or so people keep telling me. Last time it happened was after playing Campus Security. If nothing else the game helped me to further understand what I need to feel comfortable at the table. Here is what happened:
Daniel, one of the people who found the Spelens Hus AP community after the summer, brought a game that is living in his head. If I recall correctly he had developed and played it frequently with the group he was part of in Uppsala.
So my attempts to find out if it would fit me before sitting down at the table didn’t lead anywhere. Arriving I asked “what dice should I take out” (meaning the number of sides) and the answer was “whatever dice you’d like to play with”. That was not the answer I had expected and though I’d guess it was meant to put me at ease it raised the first red flag of the evening.
Short but important interlude: if I’m talking about flags it is from my perspective and about what I like and dislike about play, it has absolutely nothing to do with the qualities of the game as such!
“How do I build a character?” Just tell me two things they are good at and one they are bad at, throw in a name and gender and (here I may be wrong) what they were majoring in. Well, that wasn’t so difficult and basically “neutral ground” as far as I’m concerned.
But now it got weird, I’d never had somebody running a game who wanted to play with each player seperately befor we started playing together – I really got confused. Play maybe not the right word, I basically got told what my character experienced and was asked what kind of reaction that would trigger. No rules or dice involved. This scene was set at a party “the evening before”. I’m still not sure why it was important to do this one on one and I still don’t know how I was supposed to handle it (maybe I missed a clue there in my confusion). Was it to be kept from the other characters as good as possible, was it supposed to be referred to directly or indirectly, what was I as a player supposed to do?
Dice rolls were called for by Daniel but a feeling that the “below average” ones were rather toothless started creeping into my mind. As play progressed players started to more actively require rolls or define the effects of them (especially for the “below average ones”).
Another problem I had with the rolls was that I couldn’t figure out how what I described related to the rolling of the dice. Think of the IIEE model (intent, initiation, execution, effect) but you don’t know at which point the roll happens.
Play, especially the second session, reminded me a lot of my experiences with Simon and his Hantverksklubben (Hantverksklubben 19: Fighting against oneself and Hantverksklubben 21: Feelgood). If I remember right Simon calls that kind of play “freeform”, the main difference is that I never saw a die when playing with him.
I am able – but only with the help of others around the table – to participate in play like that, but for me it lacks important elements to make me feel really comfortable. I do not want to tell a story I imagine, I want to see a story grow out of everybodies contributions that takes unexpected turns not only because we imagine different things but also because the tools (mechanics, rules) the game gives us do provide an element of chance in a relateable and understandable way.

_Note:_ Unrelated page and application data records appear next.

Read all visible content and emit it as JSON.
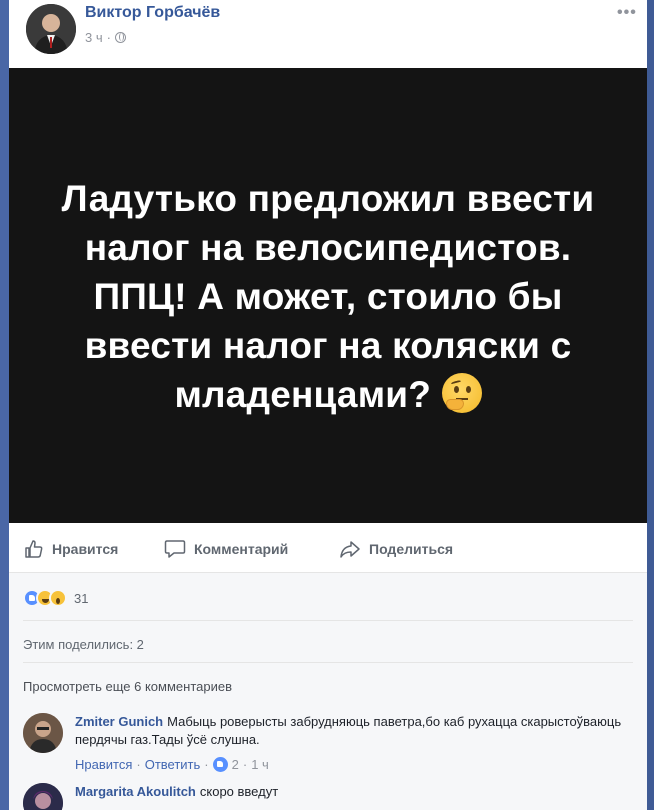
{
  "post": {
    "author": "Виктор Горбачёв",
    "time": "3 ч",
    "more_label": "•••",
    "media_text_lines": [
      "Ладутько предложил ввести",
      "налог на велосипедистов.",
      "ППЦ! А может, стоило бы",
      "ввести налог на коляски с",
      "младенцами?"
    ],
    "media_emoji": "thinking-face",
    "actions": {
      "like": "Нравится",
      "comment": "Комментарий",
      "share": "Поделиться"
    },
    "reaction_count": "31",
    "reactions": [
      "like",
      "haha",
      "wow"
    ],
    "shares_text": "Этим поделились: 2",
    "view_more_comments": "Просмотреть еще 6 комментариев"
  },
  "comments": [
    {
      "author": "Zmiter Gunich",
      "text": "Мабыць роверысты забрудняюць паветра,бо каб рухацца скарыстоўваюць пердячы газ.Тады ўсё слушна.",
      "like_label": "Нравится",
      "reply_label": "Ответить",
      "likes": "2",
      "time": "1 ч"
    },
    {
      "author": "Margarita Akoulitch",
      "text": "скоро введут"
    }
  ],
  "colors": {
    "background": "#4a67a6",
    "link": "#365899",
    "media_bg": "#141414",
    "secondary_text": "#90949c"
  }
}
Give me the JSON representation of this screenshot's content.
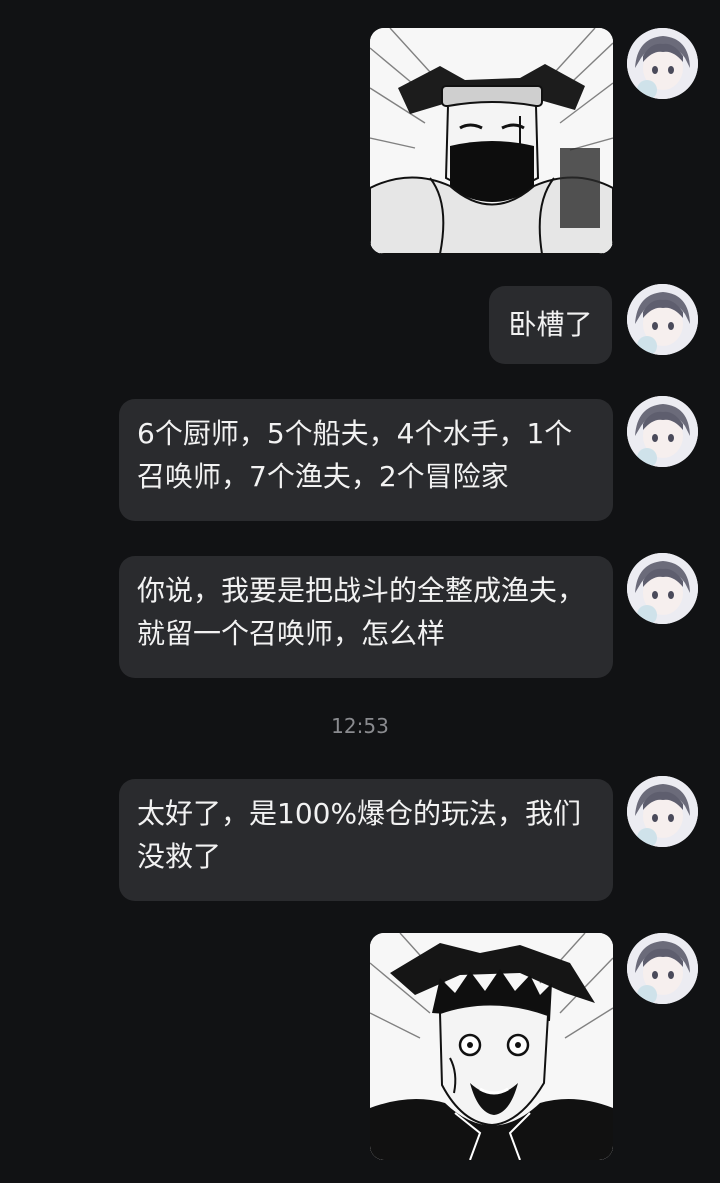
{
  "colors": {
    "background": "#111214",
    "bubble": "#2a2b2e",
    "bubble_text": "#f2f2f2",
    "timestamp_text": "#8a8b8f"
  },
  "messages": [
    {
      "type": "sticker",
      "icon": "kakashi-manga-sticker"
    },
    {
      "type": "text",
      "text": "卧槽了"
    },
    {
      "type": "text",
      "text": "6个厨师，5个船夫，4个水手，1个召唤师，7个渔夫，2个冒险家"
    },
    {
      "type": "text",
      "text": "你说，我要是把战斗的全整成渔夫，就留一个召唤师，怎么样"
    },
    {
      "type": "text",
      "text": "太好了，是100%爆仓的玩法，我们没救了"
    },
    {
      "type": "sticker",
      "icon": "obito-manga-sticker"
    }
  ],
  "timestamp": "12:53",
  "avatar_icon": "user-avatar-icon"
}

I still have difficulties to decypher social clues at the table and to put certain things, like seperating the players to give them role specific information, into context – I think that is part of a certain kind of games but I’ve never before played like that so I don’t really know how to handle it without more context (had I not been so eager to finally start playing I could have asked for it).
Daniel, Ron and I had a really great discussion after the game, but as I was rather exhausted at that point and the others have a far broader and longer experience of role playing and talking about it I hope they will be willing to repeat their points here, it was really nice to listen to it and sometimes chime in with an observation or opinion.
To come back to the beginning of this post. I don’t think I’m a good player. For me that would define somebody who can play different kinds of games in a consistent and, well, good way. I can’t.
What I’m now certain about is that I need a certain amount of rules and constrains to feel comfortable and cut loose. If they are not there I constantly look for prompts and assurances and it probably makes play difficult for everybody around.
In addition I know better what kind of horror I don’t like (see here for reference http://adeptplay.com/actual-play/i-dont-horror). It is the surreal, creepy kind that asks you to investigate it like you were some amateur detective but even if you follow all clues and figure things out the only thing you can do is run. But that really is personal taste. For a game with that theme it wasn’t half bad.
I’m probably going to continue to avoid games of this type (is there a generic term for them?) ainly in an attempt to not destroy the fun for those who like them, but I’ll try to remember that it can be a really positive learning experience to play something that is out of my comfort zone.